» **INPUT DATA**
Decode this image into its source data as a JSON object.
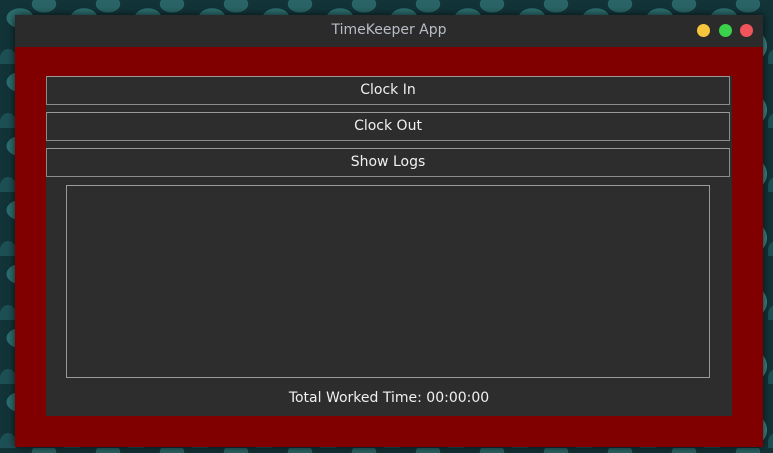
{
  "window": {
    "title": "TimeKeeper App",
    "controls": [
      "minimize",
      "maximize",
      "close"
    ]
  },
  "colors": {
    "frame": "#800000",
    "panel": "#2d2d2d",
    "titlebar": "#2b2b2b",
    "minimize": "#f7c53d",
    "maximize": "#3ad24b",
    "close": "#f2545b"
  },
  "actions": {
    "clock_in": "Clock In",
    "clock_out": "Clock Out",
    "show_logs": "Show Logs"
  },
  "logs": {
    "entries": []
  },
  "status": {
    "total_worked": "Total Worked Time: 00:00:00"
  }
}
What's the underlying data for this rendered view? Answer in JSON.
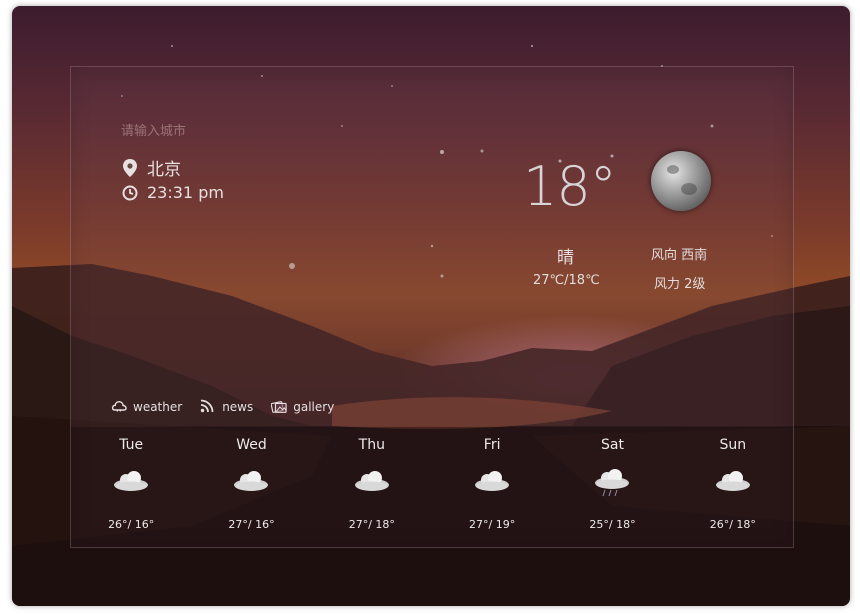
{
  "search": {
    "placeholder": "请输入城市"
  },
  "current": {
    "city": "北京",
    "time": "23:31 pm",
    "temperature": "18°",
    "condition": "晴",
    "range": "27℃/18℃",
    "wind_direction": "风向 西南",
    "wind_level": "风力 2级",
    "icon": "moon-icon"
  },
  "tabs": [
    {
      "label": "weather",
      "icon": "cloud-icon"
    },
    {
      "label": "news",
      "icon": "rss-icon"
    },
    {
      "label": "gallery",
      "icon": "gallery-icon"
    }
  ],
  "forecast": [
    {
      "day": "Tue",
      "temps": "26°/ 16°",
      "icon": "cloud-icon"
    },
    {
      "day": "Wed",
      "temps": "27°/ 16°",
      "icon": "cloud-icon"
    },
    {
      "day": "Thu",
      "temps": "27°/ 18°",
      "icon": "cloud-icon"
    },
    {
      "day": "Fri",
      "temps": "27°/ 19°",
      "icon": "cloud-icon"
    },
    {
      "day": "Sat",
      "temps": "25°/ 18°",
      "icon": "cloud-rain-icon"
    },
    {
      "day": "Sun",
      "temps": "26°/ 18°",
      "icon": "cloud-icon"
    }
  ]
}
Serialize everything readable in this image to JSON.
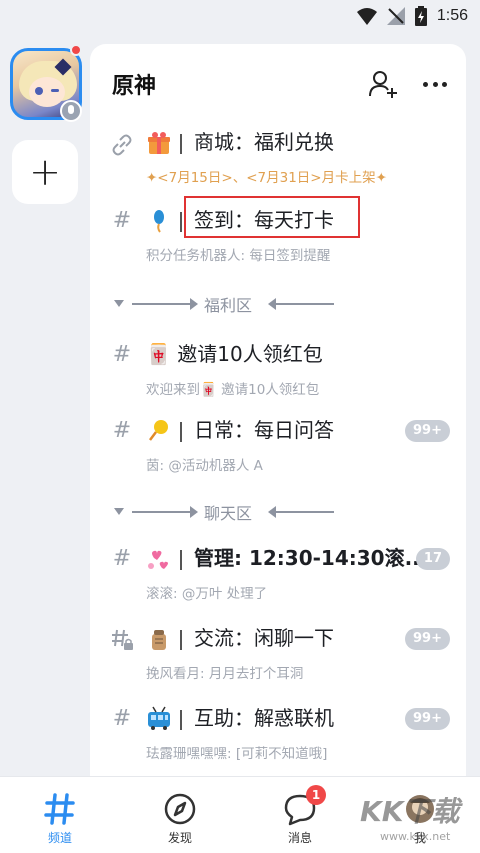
{
  "status": {
    "time": "1:56"
  },
  "guild": {
    "name": "原神"
  },
  "channels": [
    {
      "name": "商城：福利兑换",
      "sub": "✦<7月15日>、<7月31日>月卡上架✦",
      "badge": ""
    },
    {
      "name": "签到：每天打卡",
      "sub": "积分任务机器人: 每日签到提醒",
      "badge": ""
    },
    {
      "name": "🀄 邀请10人领红包",
      "sub": "欢迎来到🀄 邀请10人领红包",
      "badge": ""
    },
    {
      "name": "日常：每日问答",
      "sub": "茵: @活动机器人 A",
      "badge": "99+"
    },
    {
      "name": "管理: 12:30-14:30滚...",
      "sub": "滚滚: @万叶 处理了",
      "badge": "17"
    },
    {
      "name": "交流：闲聊一下",
      "sub": "挽风看月: 月月去打个耳洞",
      "badge": "99+"
    },
    {
      "name": "互助：解惑联机",
      "sub": "珐露珊嘿嘿嘿: [可莉不知道哦]",
      "badge": "99+"
    }
  ],
  "categories": [
    {
      "name": "福利区"
    },
    {
      "name": "聊天区"
    }
  ],
  "nav": {
    "channels": "频道",
    "discover": "发现",
    "messages": "消息",
    "messages_badge": "1",
    "me": "我"
  },
  "watermark": "KK下载",
  "watermark_url": "www.kkx.net",
  "colors": {
    "accent": "#2b8cf0",
    "badge": "#c9ced6",
    "alert": "#f04848",
    "highlight": "#e03232"
  }
}
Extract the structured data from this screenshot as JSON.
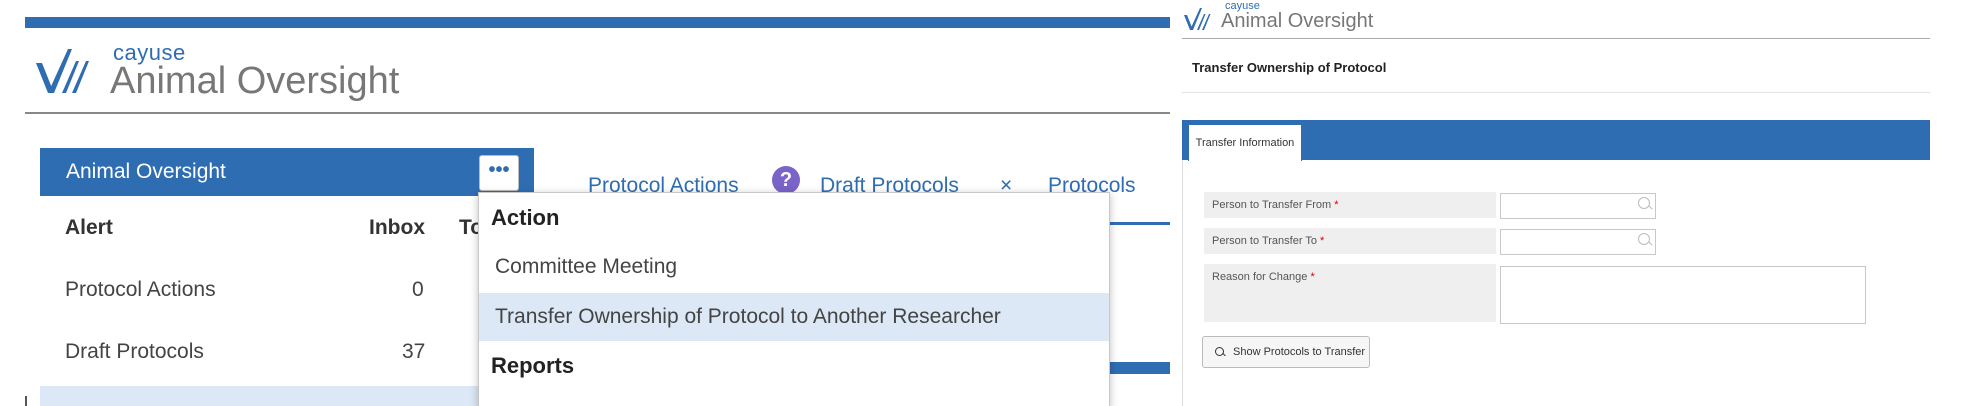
{
  "brand": {
    "company": "cayuse",
    "product": "Animal Oversight"
  },
  "left": {
    "panel_title": "Animal Oversight",
    "more_button": "•••",
    "table": {
      "headers": {
        "alert": "Alert",
        "inbox": "Inbox",
        "total": "To"
      },
      "rows": [
        {
          "alert": "Protocol Actions",
          "inbox": "0"
        },
        {
          "alert": "Draft Protocols",
          "inbox": "37"
        }
      ]
    },
    "tabs": {
      "protocol_actions": "Protocol Actions",
      "help_icon_glyph": "?",
      "draft_protocols": "Draft Protocols",
      "close_glyph": "×",
      "protocols": "Protocols"
    },
    "dropdown": {
      "action_heading": "Action",
      "items": [
        {
          "label": "Committee Meeting",
          "selected": false
        },
        {
          "label": "Transfer Ownership of Protocol to Another Researcher",
          "selected": true
        }
      ],
      "reports_heading": "Reports"
    }
  },
  "right": {
    "page_title": "Transfer Ownership of Protocol",
    "tab": "Transfer Information",
    "fields": {
      "transfer_from": {
        "label": "Person to Transfer From",
        "value": ""
      },
      "transfer_to": {
        "label": "Person to Transfer To",
        "value": ""
      },
      "reason": {
        "label": "Reason for Change",
        "value": ""
      },
      "required_marker": "*"
    },
    "show_button": "Show Protocols to Transfer"
  },
  "colors": {
    "accent": "#2f6db3",
    "selected_row": "#dce8f6",
    "help_icon": "#7a63c9",
    "required": "#d10000"
  }
}
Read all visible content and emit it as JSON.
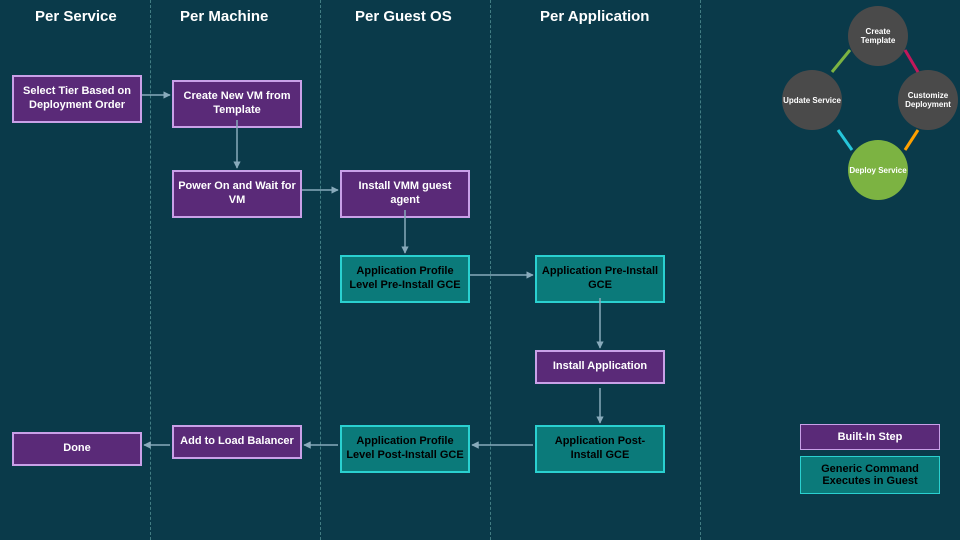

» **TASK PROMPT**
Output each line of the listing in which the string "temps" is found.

» **RESPONSE AREA**
      "temps": "26°/ 16°",
      "temps": "27°/ 16°",
      "temps": "27°/ 18°",
      "temps": "27°/ 19°",
      "temps": "25°/ 18°",
      "temps": "26°/ 18°",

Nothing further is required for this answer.